Re: Infrastructure
Reply #273
Saw there was a clip on the Follo Line project, Oslo.  Good enough case of underground spaghetti.

https://www.youtube.com/watch?v=bQYrqOXzdVo

Re: Infrastructure
Reply #274
There's been some progress on the high-speed rail between Las Vegas and Los Angelos, according to one of our local tv stations. The story also highlights the problems with the existing connection, the I-15 freeway, basically imagine the tiny town of Baker, California with a population of a few hundred but with traffic that can be worse than the urban freeways of Las Vegas. Clearly, the existing infrastructure is not adequate.

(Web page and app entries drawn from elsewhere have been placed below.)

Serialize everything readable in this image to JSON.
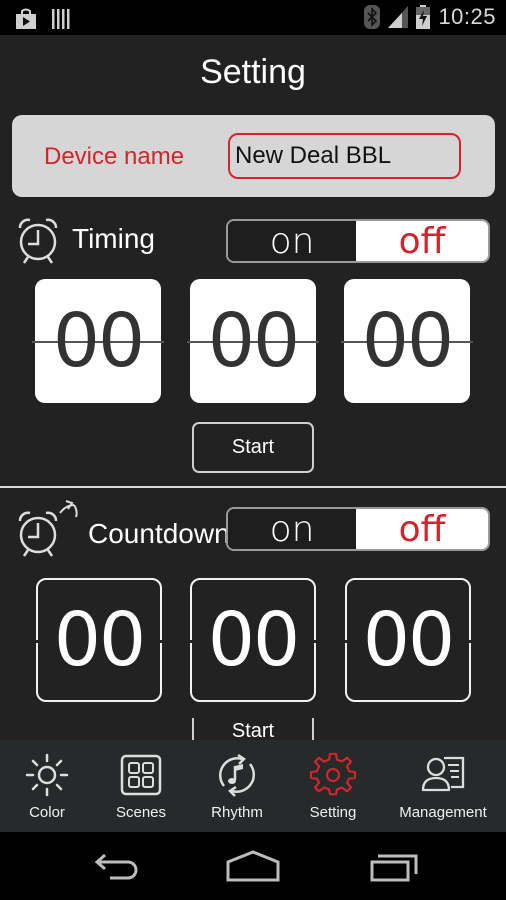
{
  "status_bar": {
    "left_icons": [
      "play-store-icon",
      "barcode-icon"
    ],
    "right_icons": [
      "bluetooth-icon",
      "signal-icon",
      "battery-charging-icon"
    ],
    "time": "10:25"
  },
  "header": {
    "title": "Setting"
  },
  "device": {
    "label": "Device name",
    "value": "New Deal BBL",
    "placeholder": ""
  },
  "timing": {
    "title": "Timing",
    "icon": "alarm-clock-icon",
    "toggle": {
      "on_label": "on",
      "off_label": "off",
      "selected": "off"
    },
    "fields": [
      "00",
      "00",
      "00"
    ],
    "start_label": "Start"
  },
  "countdown": {
    "title": "Countdown",
    "icon": "alarm-clock-countdown-icon",
    "toggle": {
      "on_label": "on",
      "off_label": "off",
      "selected": "off"
    },
    "fields": [
      "00",
      "00",
      "00"
    ],
    "start_label": "Start"
  },
  "tabs": [
    {
      "label": "Color",
      "icon": "sun-icon",
      "active": false
    },
    {
      "label": "Scenes",
      "icon": "grid-icon",
      "active": false
    },
    {
      "label": "Rhythm",
      "icon": "music-sync-icon",
      "active": false
    },
    {
      "label": "Setting",
      "icon": "gear-icon",
      "active": true
    },
    {
      "label": "Management",
      "icon": "user-list-icon",
      "active": false
    }
  ],
  "nav": [
    "back-icon",
    "home-icon",
    "recent-apps-icon"
  ],
  "colors": {
    "accent": "#d0262b",
    "background": "#222222",
    "tabbar": "#262a2b",
    "card": "#d6d6d6"
  }
}
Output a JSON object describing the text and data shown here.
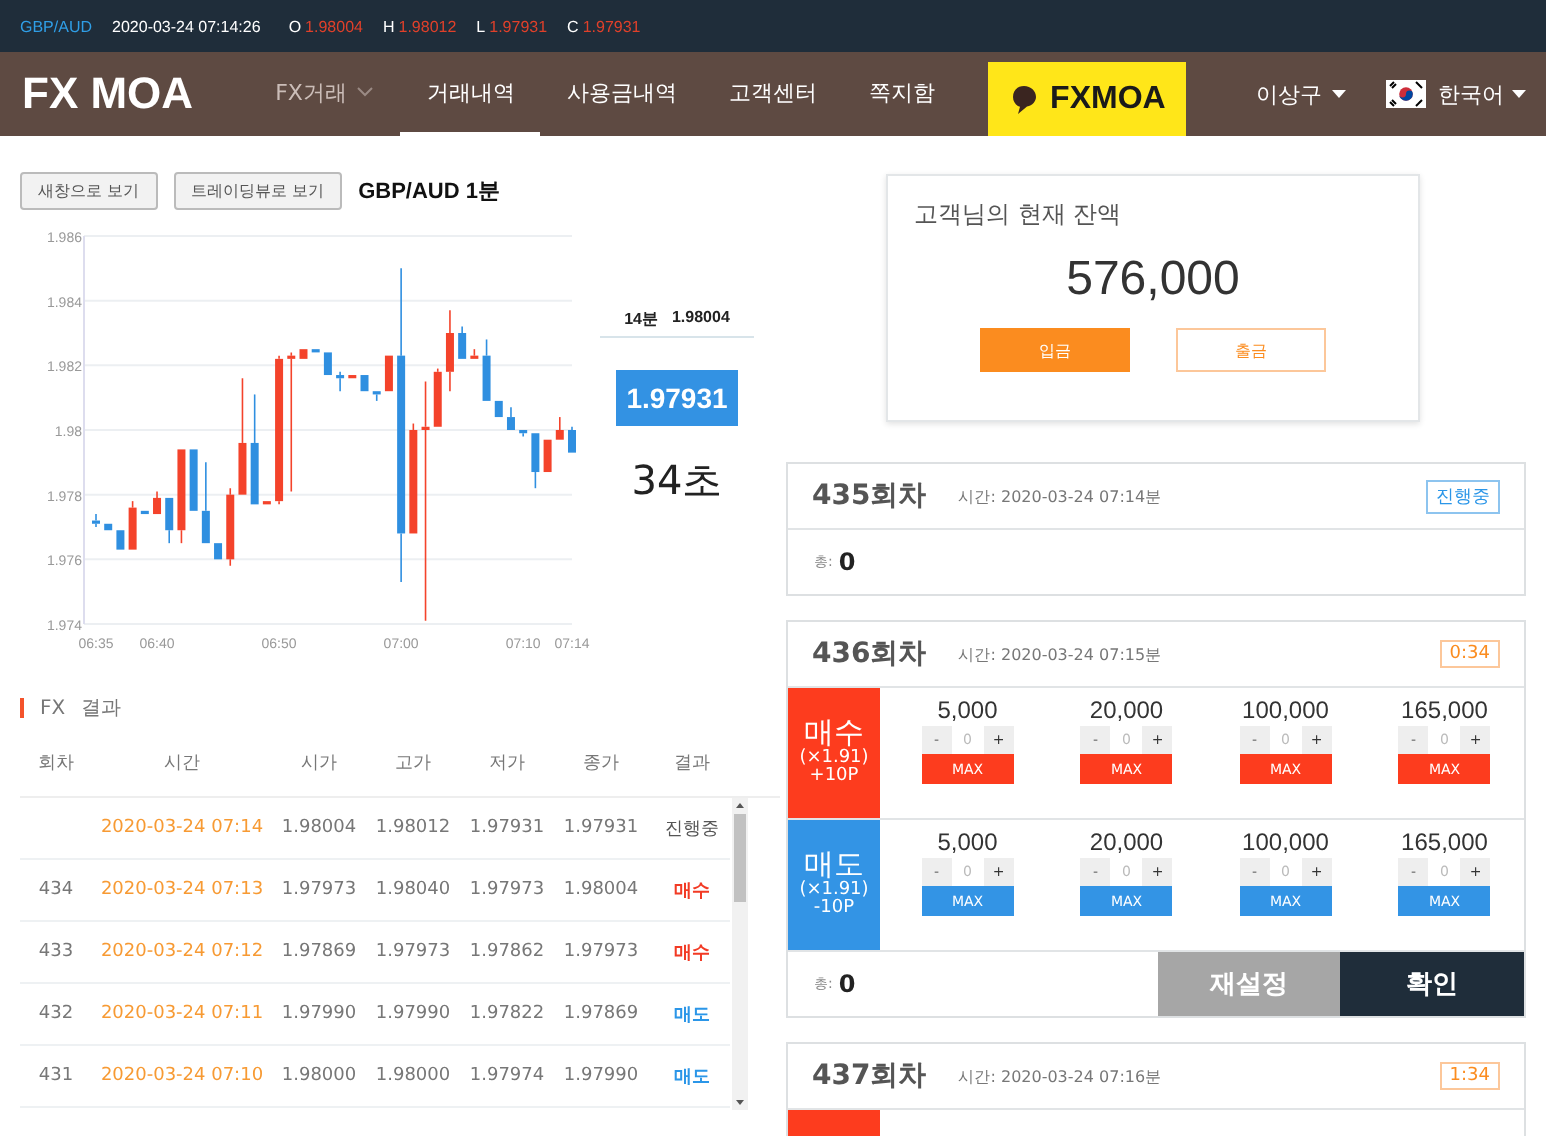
{
  "ticker": {
    "symbol": "GBP/AUD",
    "datetime": "2020-03-24 07:14:26",
    "quotes": [
      {
        "label": "O",
        "value": "1.98004"
      },
      {
        "label": "H",
        "value": "1.98012"
      },
      {
        "label": "L",
        "value": "1.97931"
      },
      {
        "label": "C",
        "value": "1.97931"
      }
    ]
  },
  "nav": {
    "logo": "FX MOA",
    "items": [
      {
        "label": "FX거래",
        "dropdown": true,
        "selected": false
      },
      {
        "label": "거래내역",
        "dropdown": false,
        "selected": true
      },
      {
        "label": "사용금내역",
        "dropdown": false,
        "selected": false
      },
      {
        "label": "고객센터",
        "dropdown": false,
        "selected": false
      },
      {
        "label": "쪽지함",
        "dropdown": false,
        "selected": false
      }
    ],
    "banner": "FXMOA",
    "user": "이상구",
    "language": "한국어"
  },
  "chart_buttons": [
    "새창으로 보기",
    "트레이딩뷰로 보기"
  ],
  "chart_data": {
    "type": "candlestick",
    "title": "GBP/AUD 1분",
    "grid": true,
    "ylim": [
      1.974,
      1.986
    ],
    "yticks": [
      1.974,
      1.976,
      1.978,
      1.98,
      1.982,
      1.984,
      1.986
    ],
    "categories": [
      "06:35",
      null,
      null,
      null,
      null,
      "06:40",
      null,
      null,
      null,
      null,
      null,
      null,
      null,
      null,
      null,
      "06:50",
      null,
      null,
      null,
      null,
      null,
      null,
      null,
      null,
      null,
      "07:00",
      null,
      null,
      null,
      null,
      null,
      null,
      null,
      null,
      null,
      "07:10",
      null,
      null,
      null,
      "07:14"
    ],
    "ohlc": [
      [
        1.9772,
        1.9774,
        1.977,
        1.9771
      ],
      [
        1.9771,
        1.9771,
        1.9769,
        1.9769
      ],
      [
        1.9769,
        1.9769,
        1.9763,
        1.9763
      ],
      [
        1.9763,
        1.9778,
        1.9763,
        1.9776
      ],
      [
        1.9775,
        1.9775,
        1.9774,
        1.9774
      ],
      [
        1.9774,
        1.9781,
        1.9774,
        1.9779
      ],
      [
        1.9779,
        1.9779,
        1.9765,
        1.9769
      ],
      [
        1.9769,
        1.9794,
        1.9765,
        1.9794
      ],
      [
        1.9794,
        1.9794,
        1.9775,
        1.9775
      ],
      [
        1.9775,
        1.979,
        1.9765,
        1.9765
      ],
      [
        1.9765,
        1.9765,
        1.976,
        1.976
      ],
      [
        1.976,
        1.9782,
        1.9758,
        1.978
      ],
      [
        1.978,
        1.9816,
        1.978,
        1.9796
      ],
      [
        1.9796,
        1.9811,
        1.9777,
        1.9777
      ],
      [
        1.9777,
        1.9778,
        1.9777,
        1.9778
      ],
      [
        1.9778,
        1.9823,
        1.9777,
        1.9822
      ],
      [
        1.9822,
        1.9824,
        1.9781,
        1.9823
      ],
      [
        1.9822,
        1.9825,
        1.9822,
        1.9825
      ],
      [
        1.9825,
        1.9825,
        1.9824,
        1.9824
      ],
      [
        1.9824,
        1.9824,
        1.9817,
        1.9817
      ],
      [
        1.9817,
        1.9818,
        1.9812,
        1.9816
      ],
      [
        1.9816,
        1.9817,
        1.9816,
        1.9817
      ],
      [
        1.9817,
        1.9817,
        1.9812,
        1.9812
      ],
      [
        1.9812,
        1.9812,
        1.9809,
        1.9811
      ],
      [
        1.9812,
        1.9823,
        1.9812,
        1.9823
      ],
      [
        1.9823,
        1.985,
        1.9753,
        1.9768
      ],
      [
        1.9768,
        1.9802,
        1.9768,
        1.98
      ],
      [
        1.98,
        1.9815,
        1.9741,
        1.9801
      ],
      [
        1.9801,
        1.9819,
        1.9801,
        1.9818
      ],
      [
        1.9818,
        1.9837,
        1.9812,
        1.983
      ],
      [
        1.983,
        1.9832,
        1.9822,
        1.9822
      ],
      [
        1.9822,
        1.9825,
        1.9822,
        1.9823
      ],
      [
        1.9823,
        1.9828,
        1.9809,
        1.9809
      ],
      [
        1.9809,
        1.9809,
        1.9804,
        1.9804
      ],
      [
        1.9804,
        1.9807,
        1.98,
        1.98
      ],
      [
        1.98,
        1.98,
        1.9798,
        1.9799
      ],
      [
        1.9799,
        1.9799,
        1.9782,
        1.9787
      ],
      [
        1.9787,
        1.9797,
        1.9787,
        1.9797
      ],
      [
        1.9797,
        1.9804,
        1.9797,
        1.98
      ],
      [
        1.98,
        1.9801,
        1.9793,
        1.9793
      ]
    ]
  },
  "chart_side": {
    "minute": "14분",
    "open": "1.98004",
    "price": "1.97931",
    "countdown": "34초"
  },
  "results": {
    "title_prefix": "FX",
    "title": "결과",
    "columns": [
      "회차",
      "시간",
      "시가",
      "고가",
      "저가",
      "종가",
      "결과"
    ],
    "rows": [
      {
        "time": "2020-03-24 07:14",
        "open": "1.98004",
        "high": "1.98012",
        "low": "1.97931",
        "close": "1.97931",
        "result": "진행중",
        "kind": "pending"
      },
      {
        "round": "434",
        "time": "2020-03-24 07:13",
        "open": "1.97973",
        "high": "1.98040",
        "low": "1.97973",
        "close": "1.98004",
        "result": "매수",
        "kind": "buy"
      },
      {
        "round": "433",
        "time": "2020-03-24 07:12",
        "open": "1.97869",
        "high": "1.97973",
        "low": "1.97862",
        "close": "1.97973",
        "result": "매수",
        "kind": "buy"
      },
      {
        "round": "432",
        "time": "2020-03-24 07:11",
        "open": "1.97990",
        "high": "1.97990",
        "low": "1.97822",
        "close": "1.97869",
        "result": "매도",
        "kind": "sell"
      },
      {
        "round": "431",
        "time": "2020-03-24 07:10",
        "open": "1.98000",
        "high": "1.98000",
        "low": "1.97974",
        "close": "1.97990",
        "result": "매도",
        "kind": "sell"
      }
    ]
  },
  "balance": {
    "title": "고객님의 현재 잔액",
    "amount": "576,000",
    "deposit": "입금",
    "withdraw": "출금"
  },
  "rounds": [
    {
      "kind": "summary",
      "title": "435회차",
      "time": "시간: 2020-03-24 07:14분",
      "badge": "진행중",
      "total_label": "총:",
      "total": "0"
    },
    {
      "kind": "bet",
      "title": "436회차",
      "time": "시간: 2020-03-24 07:15분",
      "badge": "0:34",
      "total_label": "총:",
      "total": "0",
      "reset": "재설정",
      "confirm": "확인",
      "sides": [
        {
          "kind": "buy",
          "label": "매수",
          "odds": "(×1.91)",
          "points": "+10P",
          "options": [
            {
              "amount": "5,000",
              "minus": "-",
              "value": "0",
              "plus": "+",
              "max": "MAX"
            },
            {
              "amount": "20,000",
              "minus": "-",
              "value": "0",
              "plus": "+",
              "max": "MAX"
            },
            {
              "amount": "100,000",
              "minus": "-",
              "value": "0",
              "plus": "+",
              "max": "MAX"
            },
            {
              "amount": "165,000",
              "minus": "-",
              "value": "0",
              "plus": "+",
              "max": "MAX"
            }
          ]
        },
        {
          "kind": "sell",
          "label": "매도",
          "odds": "(×1.91)",
          "points": "-10P",
          "options": [
            {
              "amount": "5,000",
              "minus": "-",
              "value": "0",
              "plus": "+",
              "max": "MAX"
            },
            {
              "amount": "20,000",
              "minus": "-",
              "value": "0",
              "plus": "+",
              "max": "MAX"
            },
            {
              "amount": "100,000",
              "minus": "-",
              "value": "0",
              "plus": "+",
              "max": "MAX"
            },
            {
              "amount": "165,000",
              "minus": "-",
              "value": "0",
              "plus": "+",
              "max": "MAX"
            }
          ]
        }
      ]
    },
    {
      "kind": "preview",
      "title": "437회차",
      "time": "시간: 2020-03-24 07:16분",
      "badge": "1:34"
    }
  ]
}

https://news3lv.com/news/local/high-speed-rail-takes-step-to-link-vegas-with-la-10-22-2021
"What kind of man would put a known criminal in charge of a major branch of government? Apart from, say, the average voter."
― Terry Pratchett, Going Postal